** ASSIGNMENT **
An acceptable answer repeats exactly the line containing "Transcribe this image's" and all lines that follow it in the listing below, and it includes no pictures.

** RECORDS **
Start of Block
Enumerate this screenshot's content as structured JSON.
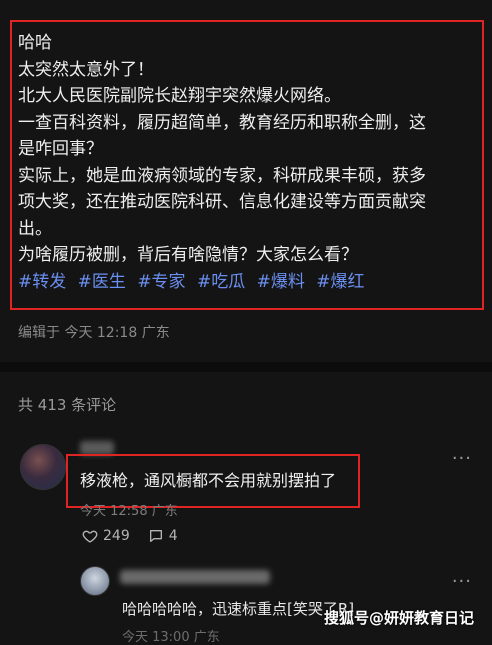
{
  "post": {
    "lines": [
      "哈哈",
      "太突然太意外了！",
      "北大人民医院副院长赵翔宇突然爆火网络。",
      "一查百科资料，履历超简单，教育经历和职称全删，这",
      "是咋回事？",
      "实际上，她是血液病领域的专家，科研成果丰硕，获多",
      "项大奖，还在推动医院科研、信息化建设等方面贡献突",
      "出。",
      "为啥履历被删，背后有啥隐情？大家怎么看？"
    ],
    "tags": [
      "#转发",
      "#医生",
      "#专家",
      "#吃瓜",
      "#爆料",
      "#爆红"
    ]
  },
  "meta": {
    "edited": "编辑于 今天 12:18 广东"
  },
  "comments_header": "共 413 条评论",
  "comment": {
    "text": "移液枪，通风橱都不会用就别摆拍了",
    "time": "今天 12:58 广东",
    "likes": "249",
    "replies": "4"
  },
  "reply": {
    "text": "哈哈哈哈哈，迅速标重点[笑哭了R]",
    "time": "今天 13:00 广东"
  },
  "watermark": "搜狐号@妍妍教育日记",
  "colors": {
    "highlight_border": "#e02424",
    "tag": "#6b8ff0",
    "background": "#141414"
  }
}
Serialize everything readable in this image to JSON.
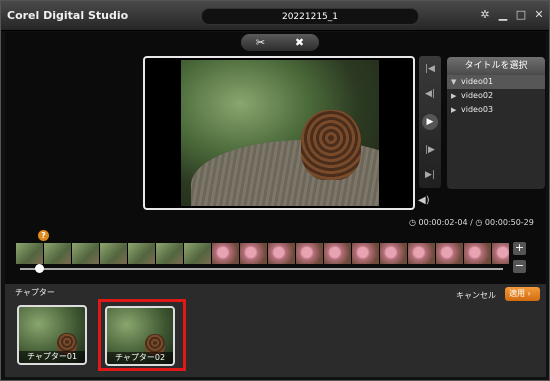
{
  "app": {
    "title": "Corel Digital Studio",
    "project_name": "20221215_1"
  },
  "window_controls": {
    "settings": "✲",
    "minimize": "▁",
    "maximize": "□",
    "close": "✕"
  },
  "view_toggle": {
    "left_icon": "✂",
    "right_icon": "✖"
  },
  "titles_panel": {
    "header": "タイトルを選択",
    "items": [
      {
        "label": "video01",
        "arrow": "▼"
      },
      {
        "label": "video02",
        "arrow": "▶"
      },
      {
        "label": "video03",
        "arrow": "▶"
      }
    ]
  },
  "playback": {
    "prev": "|◀",
    "rewind": "◀|",
    "play": "▶",
    "forward": "|▶",
    "next": "▶|"
  },
  "time": {
    "current": "00:00:02-04",
    "separator": "/",
    "total": "00:00:50-29"
  },
  "timeline": {
    "chapter_marker": "?",
    "zoom_in": "+",
    "zoom_out": "−",
    "playhead_position": 0.04,
    "frames": [
      "g",
      "g",
      "g",
      "g",
      "g",
      "g",
      "g",
      "p",
      "p",
      "p",
      "p",
      "p",
      "p",
      "p",
      "p",
      "p",
      "p",
      "p",
      "p"
    ]
  },
  "chapters": {
    "label": "チャプター",
    "cancel": "キャンセル",
    "apply": "適用",
    "items": [
      {
        "caption": "チャプター01"
      },
      {
        "caption": "チャプター02",
        "selected": true
      }
    ]
  },
  "colors": {
    "accent": "#e08a1e",
    "selection": "#e01818",
    "apply_button": "#f39b3b"
  }
}
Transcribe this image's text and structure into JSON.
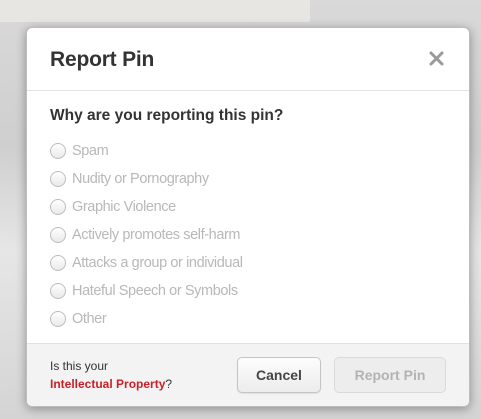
{
  "dialog": {
    "title": "Report Pin",
    "close_icon": "close-icon",
    "question": "Why are you reporting this pin?",
    "options": [
      {
        "label": "Spam",
        "selected": false
      },
      {
        "label": "Nudity or Pornography",
        "selected": false
      },
      {
        "label": "Graphic Violence",
        "selected": false
      },
      {
        "label": "Actively promotes self-harm",
        "selected": false
      },
      {
        "label": "Attacks a group or individual",
        "selected": false
      },
      {
        "label": "Hateful Speech or Symbols",
        "selected": false
      },
      {
        "label": "Other",
        "selected": false
      }
    ]
  },
  "footer": {
    "ip_prompt": "Is this your",
    "ip_link": "Intellectual Property",
    "ip_suffix": "?",
    "cancel_label": "Cancel",
    "report_label": "Report Pin",
    "report_enabled": false
  },
  "colors": {
    "link": "#cb2027",
    "disabled_text": "#b8b8b8",
    "title_text": "#333333"
  }
}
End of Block
** SOLUTION BELOW **
Transcribe this image's text and structure into JSON.
{
  "dialog": {
    "title": "Report Pin",
    "close_icon": "close-icon",
    "question": "Why are you reporting this pin?",
    "options": [
      {
        "label": "Spam",
        "selected": false
      },
      {
        "label": "Nudity or Pornography",
        "selected": false
      },
      {
        "label": "Graphic Violence",
        "selected": false
      },
      {
        "label": "Actively promotes self-harm",
        "selected": false
      },
      {
        "label": "Attacks a group or individual",
        "selected": false
      },
      {
        "label": "Hateful Speech or Symbols",
        "selected": false
      },
      {
        "label": "Other",
        "selected": false
      }
    ]
  },
  "footer": {
    "ip_prompt": "Is this your",
    "ip_link": "Intellectual Property",
    "ip_suffix": "?",
    "cancel_label": "Cancel",
    "report_label": "Report Pin",
    "report_enabled": false
  },
  "colors": {
    "link": "#cb2027",
    "disabled_text": "#b8b8b8",
    "title_text": "#333333"
  }
}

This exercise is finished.